[DATA TO PROCESS]

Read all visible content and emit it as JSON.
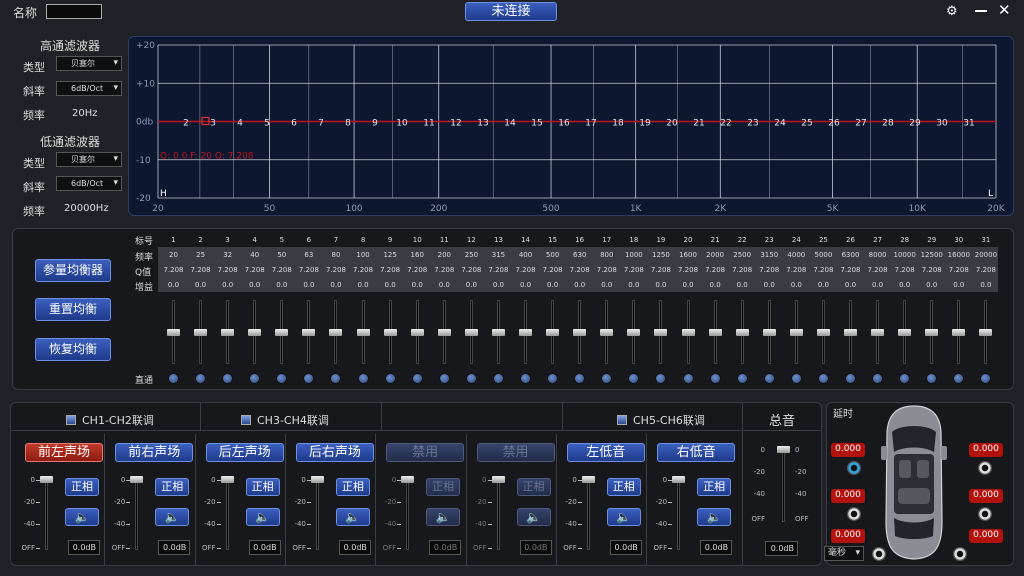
{
  "header": {
    "name_label": "名称",
    "name_value": "",
    "status_button": "未连接",
    "settings_icon": "gear-icon",
    "minimize_icon": "minimize-icon",
    "close_icon": "close-icon"
  },
  "highpass": {
    "title": "高通滤波器",
    "type_label": "类型",
    "type_value": "贝塞尔",
    "slope_label": "斜率",
    "slope_value": "6dB/Oct",
    "freq_label": "频率",
    "freq_value": "20Hz"
  },
  "lowpass": {
    "title": "低通滤波器",
    "type_label": "类型",
    "type_value": "贝塞尔",
    "slope_label": "斜率",
    "slope_value": "6dB/Oct",
    "freq_label": "频率",
    "freq_value": "20000Hz"
  },
  "graph": {
    "y_ticks": [
      "+20",
      "+10",
      "0db",
      "-10",
      "-20"
    ],
    "x_ticks": [
      "20",
      "50",
      "100",
      "200",
      "500",
      "1K",
      "2K",
      "5K",
      "10K",
      "20K"
    ],
    "band_markers": [
      "2",
      "3",
      "4",
      "5",
      "6",
      "7",
      "8",
      "9",
      "10",
      "11",
      "12",
      "13",
      "14",
      "15",
      "16",
      "17",
      "18",
      "19",
      "20",
      "21",
      "22",
      "23",
      "24",
      "25",
      "26",
      "27",
      "28",
      "29",
      "30",
      "31"
    ],
    "readout": "Q: 0.0  F: 20  Q: 7.208",
    "h_label": "H",
    "l_label": "L"
  },
  "eq": {
    "buttons": [
      "参量均衡器",
      "重置均衡",
      "恢复均衡"
    ],
    "row_labels": [
      "标号",
      "频率",
      "Q值",
      "增益"
    ],
    "bypass_label": "直通",
    "bands": [
      "1",
      "2",
      "3",
      "4",
      "5",
      "6",
      "7",
      "8",
      "9",
      "10",
      "11",
      "12",
      "13",
      "14",
      "15",
      "16",
      "17",
      "18",
      "19",
      "20",
      "21",
      "22",
      "23",
      "24",
      "25",
      "26",
      "27",
      "28",
      "29",
      "30",
      "31"
    ],
    "freqs": [
      "20",
      "25",
      "32",
      "40",
      "50",
      "63",
      "80",
      "100",
      "125",
      "160",
      "200",
      "250",
      "315",
      "400",
      "500",
      "630",
      "800",
      "1000",
      "1250",
      "1600",
      "2000",
      "2500",
      "3150",
      "4000",
      "5000",
      "6300",
      "8000",
      "10000",
      "12500",
      "16000",
      "20000"
    ],
    "q": "7.208",
    "gain": "0.0"
  },
  "channels": {
    "link_labels": [
      "CH1-CH2联调",
      "CH3-CH4联调",
      "CH5-CH6联调"
    ],
    "names": [
      "前左声场",
      "前右声场",
      "后左声场",
      "后右声场",
      "禁用",
      "禁用",
      "左低音",
      "右低音"
    ],
    "phase_label": "正相",
    "value": "0.0dB",
    "scale": [
      "0",
      "-20",
      "-40",
      "OFF"
    ],
    "master_title": "总音",
    "master_value": "0.0dB",
    "master_scale_left": [
      "0",
      "-20",
      "-40",
      "OFF"
    ],
    "master_scale_right": [
      "0",
      "-20",
      "-40",
      "OFF"
    ]
  },
  "delay": {
    "title": "延时",
    "values": [
      "0.000",
      "0.000",
      "0.000",
      "0.000",
      "0.000",
      "0.000"
    ],
    "unit": "毫秒"
  }
}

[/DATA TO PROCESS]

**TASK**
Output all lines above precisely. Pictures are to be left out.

**EXERCISE ANSWER**
Read all visible content and emit it as JSON.
{
  "header": {
    "name_label": "名称",
    "name_value": "",
    "status_button": "未连接",
    "settings_icon": "gear-icon",
    "minimize_icon": "minimize-icon",
    "close_icon": "close-icon"
  },
  "highpass": {
    "title": "高通滤波器",
    "type_label": "类型",
    "type_value": "贝塞尔",
    "slope_label": "斜率",
    "slope_value": "6dB/Oct",
    "freq_label": "频率",
    "freq_value": "20Hz"
  },
  "lowpass": {
    "title": "低通滤波器",
    "type_label": "类型",
    "type_value": "贝塞尔",
    "slope_label": "斜率",
    "slope_value": "6dB/Oct",
    "freq_label": "频率",
    "freq_value": "20000Hz"
  },
  "graph": {
    "y_ticks": [
      "+20",
      "+10",
      "0db",
      "-10",
      "-20"
    ],
    "x_ticks": [
      "20",
      "50",
      "100",
      "200",
      "500",
      "1K",
      "2K",
      "5K",
      "10K",
      "20K"
    ],
    "band_markers": [
      "2",
      "3",
      "4",
      "5",
      "6",
      "7",
      "8",
      "9",
      "10",
      "11",
      "12",
      "13",
      "14",
      "15",
      "16",
      "17",
      "18",
      "19",
      "20",
      "21",
      "22",
      "23",
      "24",
      "25",
      "26",
      "27",
      "28",
      "29",
      "30",
      "31"
    ],
    "readout": "Q: 0.0  F: 20  Q: 7.208",
    "h_label": "H",
    "l_label": "L"
  },
  "eq": {
    "buttons": [
      "参量均衡器",
      "重置均衡",
      "恢复均衡"
    ],
    "row_labels": [
      "标号",
      "频率",
      "Q值",
      "增益"
    ],
    "bypass_label": "直通",
    "bands": [
      "1",
      "2",
      "3",
      "4",
      "5",
      "6",
      "7",
      "8",
      "9",
      "10",
      "11",
      "12",
      "13",
      "14",
      "15",
      "16",
      "17",
      "18",
      "19",
      "20",
      "21",
      "22",
      "23",
      "24",
      "25",
      "26",
      "27",
      "28",
      "29",
      "30",
      "31"
    ],
    "freqs": [
      "20",
      "25",
      "32",
      "40",
      "50",
      "63",
      "80",
      "100",
      "125",
      "160",
      "200",
      "250",
      "315",
      "400",
      "500",
      "630",
      "800",
      "1000",
      "1250",
      "1600",
      "2000",
      "2500",
      "3150",
      "4000",
      "5000",
      "6300",
      "8000",
      "10000",
      "12500",
      "16000",
      "20000"
    ],
    "q": "7.208",
    "gain": "0.0"
  },
  "channels": {
    "link_labels": [
      "CH1-CH2联调",
      "CH3-CH4联调",
      "CH5-CH6联调"
    ],
    "names": [
      "前左声场",
      "前右声场",
      "后左声场",
      "后右声场",
      "禁用",
      "禁用",
      "左低音",
      "右低音"
    ],
    "phase_label": "正相",
    "value": "0.0dB",
    "scale": [
      "0",
      "-20",
      "-40",
      "OFF"
    ],
    "master_title": "总音",
    "master_value": "0.0dB",
    "master_scale_left": [
      "0",
      "-20",
      "-40",
      "OFF"
    ],
    "master_scale_right": [
      "0",
      "-20",
      "-40",
      "OFF"
    ]
  },
  "delay": {
    "title": "延时",
    "values": [
      "0.000",
      "0.000",
      "0.000",
      "0.000",
      "0.000",
      "0.000"
    ],
    "unit": "毫秒"
  }
}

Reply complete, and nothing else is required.